Study also finds CAM use higher among those with GI symptoms
VANCOUVER, BRITISH COLUMBIA – Complementary and alternative medicine (CAM) is becoming a popular treatment for a variety of conditions, with national data showing it is used by about 12 percent of children. New research shows that about 21 percent of youths enrolled in a large registry of children on the autism spectrum use CAM as part of their overall treatment plan.
Results of the study, and three others conducted by the Autism Speaks’ Autism Treatment Network (ATN), were presented May 2 at the Pediatric Academic Societies (PAS) annual meeting in Vancouver, British Columbia, Canada.
An estimated one in 110 U.S. children has autism, a group of complex developmental brain disorders that affect behavior, social skills and communication.
In this study, researchers sought to determine how often children enrolled in the ATN used CAM treatments and identify factors associated with CAM use. The ATN, which includes 14 treatment and research centers in the U.S. and Canada, enrolls patients ages 2 to 18 years with a diagnosis of autism, Asperger’s syndrome or pervasive developmental disorder-not otherwise specified (PDD-NOS).
Parents completed a medical history questionnaire that asked about their child’s use of CAM treatments, gastrointestinal (GI) symptoms, sleep and demographics.

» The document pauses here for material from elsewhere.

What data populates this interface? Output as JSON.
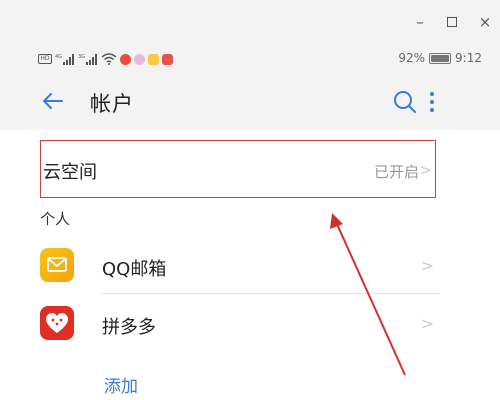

Results showed that 201 of 1,212 children (17 percent) were on special diets, most often a gluten-free, casein-free diet (53 percent). Special diets were most common among children diagnosed with autism (19 percent), followed by those diagnosed with PDD-NOS (14 percent) and Asperger’s syndrome (7 percent).
In addition, children with GI problems were more likely than those without GI symptoms to use CAM treatments, including gluten-free, casein-free diets, diets free of processed sugars, digestive enzymes and probiotics.
“Physicians treating children with autism spectrum disorders should be aware of the CAM treatments that their patients may be receiving in order to help families monitor their child’s response to treatment, as well as to assure the safety of these treatments in concert with the physician’s prescribed treatments,” said Daniel Coury, M.D., medical director of the ATN and professor of pediatrics and psychiatry at The Ohio State University.